I see articles like James Emery White’s “The ‘No’ and ‘Yes’ to Culture Wars” where he advocates for Christians taking a political stance against same-sex marriage and I wonder why same-sex marriage is one of his “yes” answers while our nation’s military industrial complex is not?! Why is homosexuals aiming for a monogamous relationship worth our time, but the death of thousands of people (many who are not Christians, therefore damned in White’s worldview) isn’t?
I appreciate Christians like Tim Keller who are asking, “How do we acknowledge the image of God in all humans, including homosexuals ?” Yet I wonder what Keller says to an soldier home from duty about whether or not s/he could reenlist if s/he is a Christian (see “Tim Keller on how to treat homosexuals”)?

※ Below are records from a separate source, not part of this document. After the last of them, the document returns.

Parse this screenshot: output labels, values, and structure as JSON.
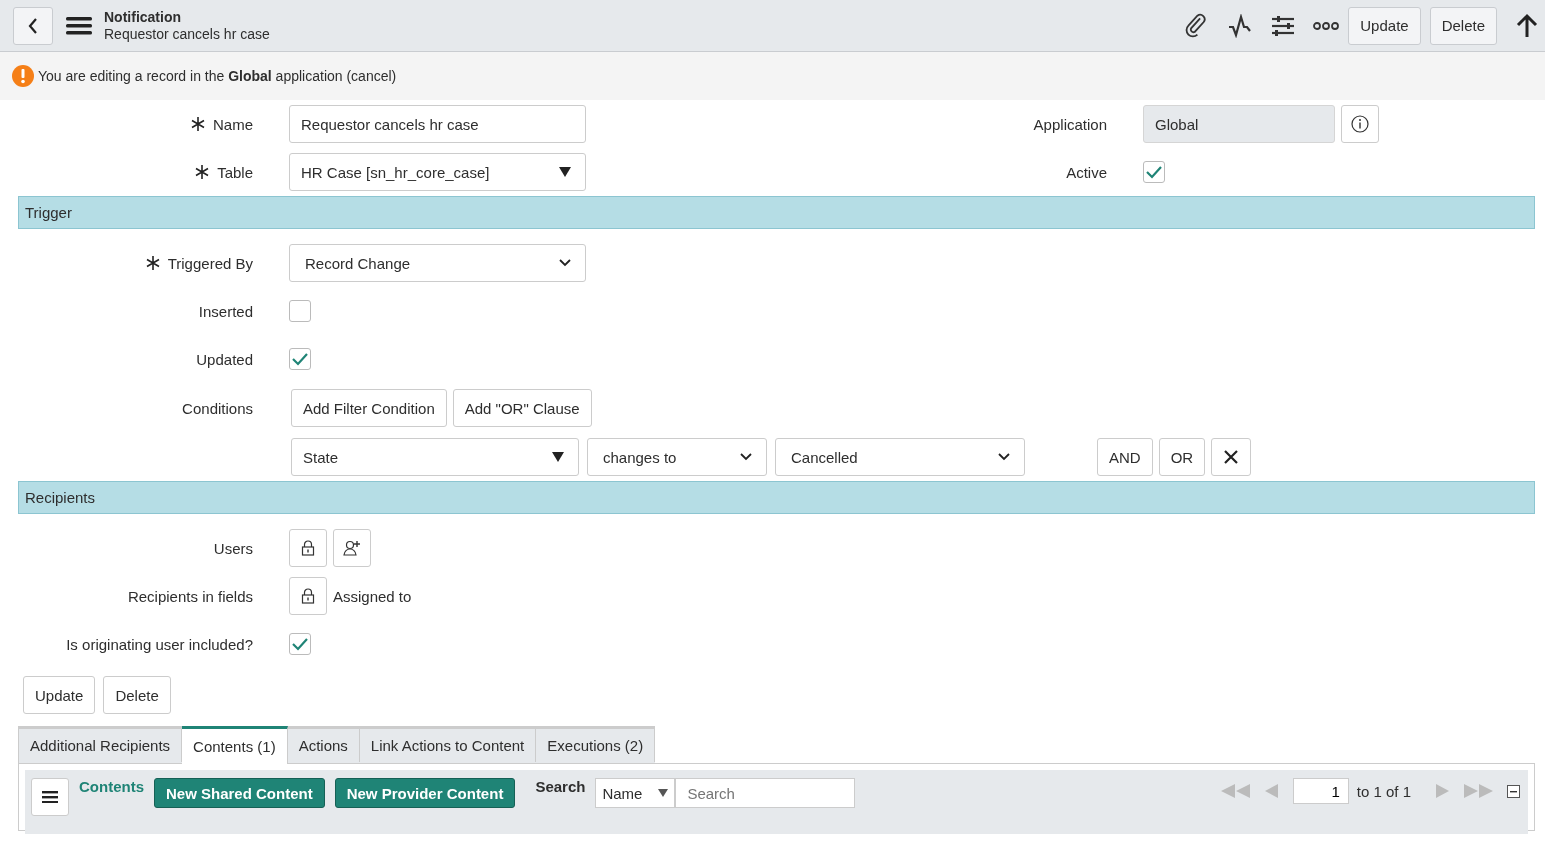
{
  "header": {
    "title": "Notification",
    "subtitle": "Requestor cancels hr case",
    "buttons": [
      "Update",
      "Delete"
    ]
  },
  "notice": {
    "text": "You are editing a record in the **Global** application",
    "link": "(cancel)"
  },
  "top_fields": {
    "name": {
      "label": "Name",
      "required": true,
      "value": "Requestor cancels hr case"
    },
    "table": {
      "label": "Table",
      "required": true,
      "value": "HR Case [sn_hr_core_case]"
    },
    "application": {
      "label": "Application",
      "value": "Global"
    },
    "active": {
      "label": "Active",
      "checked": true
    }
  },
  "trigger": {
    "title": "Trigger",
    "triggered_by": {
      "label": "Triggered By",
      "required": true,
      "value": "Record Change"
    },
    "inserted": {
      "label": "Inserted",
      "checked": false
    },
    "updated": {
      "label": "Updated",
      "checked": true
    },
    "conditions": {
      "label": "Conditions",
      "buttons": [
        "Add Filter Condition",
        "Add \"OR\" Clause"
      ],
      "row": {
        "field": "State",
        "operator": "changes to",
        "value": "Cancelled",
        "buttons": [
          "AND",
          "OR"
        ]
      }
    }
  },
  "recipients": {
    "title": "Recipients",
    "users": {
      "label": "Users"
    },
    "in_fields": {
      "label": "Recipients in fields",
      "value": "Assigned to"
    },
    "originating": {
      "label": "Is originating user included?",
      "checked": true
    }
  },
  "form_buttons": [
    "Update",
    "Delete"
  ],
  "tabs": [
    {
      "label": "Additional Recipients",
      "selected": false
    },
    {
      "label": "Contents (1)",
      "selected": true
    },
    {
      "label": "Actions",
      "selected": false
    },
    {
      "label": "Link Actions to Content",
      "selected": false
    },
    {
      "label": "Executions (2)",
      "selected": false
    }
  ],
  "related_list": {
    "title": "Contents",
    "buttons": [
      "New Shared Content",
      "New Provider Content"
    ],
    "search_label": "Search",
    "search_field": "Name",
    "search_placeholder": "Search",
    "page": "1",
    "page_of": "to 1 of 1"
  }
}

I am not asking Christians to affirm homosexuality as moral. I am asking why other matters of greater importance are ignored. What do we do with homelessness, disease, addiction, war, famine….on and on. Why is it “social gospel” for someone to make a call to care about these issues?
Christians who advocate military service for Christians often make arguments from silence like, “Well, John the Baptist and Jesus are depicted as meeting military personal and they never tell them to quit.” Sometimes I hear, “Yes, Jesus calls us to ‘turn the other cheek’ but [insert qualifications A, B, and C, including possible qualification D regarding "practicality in our sinful world."]! What if a Christian advocates for monogamous homosexuality by saying, “Well, in Romans 1 Paul isn’t writing about loving, monogamous homosexual relationships because he had never seen one.”? We respond, “Oh c’mon, you can’t argue from silence when we have so many clear passages that teach against it.” Or if someone says, “Yes, homosexuality was wrong back then, but we are in a different cultural milieu!” we accuse them of relativizing Scripture. God forbid they appeal to being “practical in our sinful world.”
It may be possible to affirm Christian military service while denying Christians being homosexual, but many of the arguments I hear are selective at best, disingenuous at worst. I wish more Christians would be smacked by someone like Stanley Hauerwas and forced to ask themselves, “What is my hermeneutical paradigm for saying biblical prohibition A no longer applies while biblical prohibition B does.” I think we have a long, long way to go to say we have done the hard exegetical and theological work to which John Byron calls us. I think many of us might discover our application of Scripture is already relativized by the majority culture. It is kind of like this comic: